LG, too, has announced via its Facebook page that it will upgrade a handful of its Android smartphones to Android 4.0. They are the Optimus 2X, Optimus 3D, Optimus Black, and the Optimus LTE. These handsets are available in the U.S. under different names. So far, LG has only committed to updating the international variants. LG hasn't said if any of the U.S. versions (LG G2x, Nitro HD, etc.) will be update.
The list of Motorola handsets on deck to receive Ice Cream Sandwich is pretty short. The only phones definitely receiving Android 4.0 are the Droid Bionic, Droid Razr (U.S. version), and Razr (international version). Motorola announced that these phones will get Android 4.0 early in 2012. There are a dozen Motorola phones for sale from U.S. carriers that may not get the update.
Samsung hasn't been as forthcoming as its rivals about Android 4.0 Ice Cream Sandwich upgrades. We know that the Galaxy Nexus will ship with Android 4.0. The Galaxy Nexus S II Skyrocket for AT&T will get Android 4.0, according to AT&T, though no timing has been announced. Beyond these two phones, Samsung hasn't said anything about its entire line of Galaxy S smartphones.
Sony Ericsson has been far more vocal about which devices will receive Android 4.0. In a blog post, Sony said that it will update its entire line-up of Xperia-branded Android smartphones to Android 4.0 Ice Cream Sandwich. This includes the Xperia arc and arc S, Xperia Play, Xperia neo and neo V, Xperia mini and mini pro, Xperia pro, Xperia active, and Xperia ray. Sony Ericsson said that it is working to merge the features of its Xperia software with those of Android 4.0, and will have more information on the availability of the system updates at a later time, but the updates are on schedule for delivery in the first quarter of the year. Sony Ericsson has not had much luck with its updates in the past, however, and it wouldn't be surprising for the Xperia handsets to receive Android 4.0 later in the year.
Bottom line: Be careful in choosing a new Android smartphone. It's the holidays, and the carriers are running some excellent sales on many of these (and other) handsets. Given the significance of Android 4.0, it is worth waiting for new hardware if you can, or choosing one of the handsets listed above.

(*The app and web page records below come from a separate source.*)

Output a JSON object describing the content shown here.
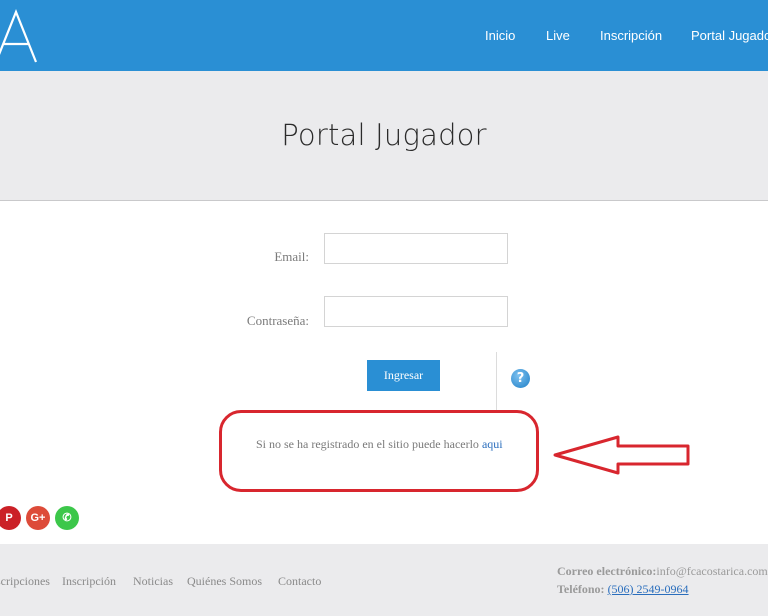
{
  "header": {
    "logo_letter": "A",
    "nav": [
      "Inicio",
      "Live",
      "Inscripción",
      "Portal Jugador"
    ]
  },
  "page": {
    "title": "Portal Jugador"
  },
  "form": {
    "email_label": "Email:",
    "email_value": "",
    "password_label": "Contraseña:",
    "password_value": "",
    "submit_label": "Ingresar",
    "help_symbol": "?",
    "register_text": "Si no se ha registrado en el sitio puede hacerlo ",
    "register_link": "aqui"
  },
  "social": [
    {
      "icon": "pinterest-icon",
      "glyph": "P",
      "color": "#cb2027"
    },
    {
      "icon": "google-plus-icon",
      "glyph": "G+",
      "color": "#dd4b39"
    },
    {
      "icon": "whatsapp-icon",
      "glyph": "✆",
      "color": "#3cc74a"
    }
  ],
  "footer": {
    "links": [
      "Inscripciones",
      "Inscripción",
      "Noticias",
      "Quiénes Somos",
      "Contacto"
    ],
    "email_label": "Correo electrónico:",
    "email_value": "info@fcacostarica.com",
    "phone_label": "Teléfono:",
    "phone_value": "(506) 2549-0964"
  },
  "colors": {
    "primary": "#2a8fd4",
    "annotation": "#d8262e",
    "band": "#ebebed"
  }
}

The Enterprise Connect conference program covers the full range of platforms, services, and applications that comprise modern communications and collaboration systems. It happens March 25-29 in Orlando, Fla. Find out more.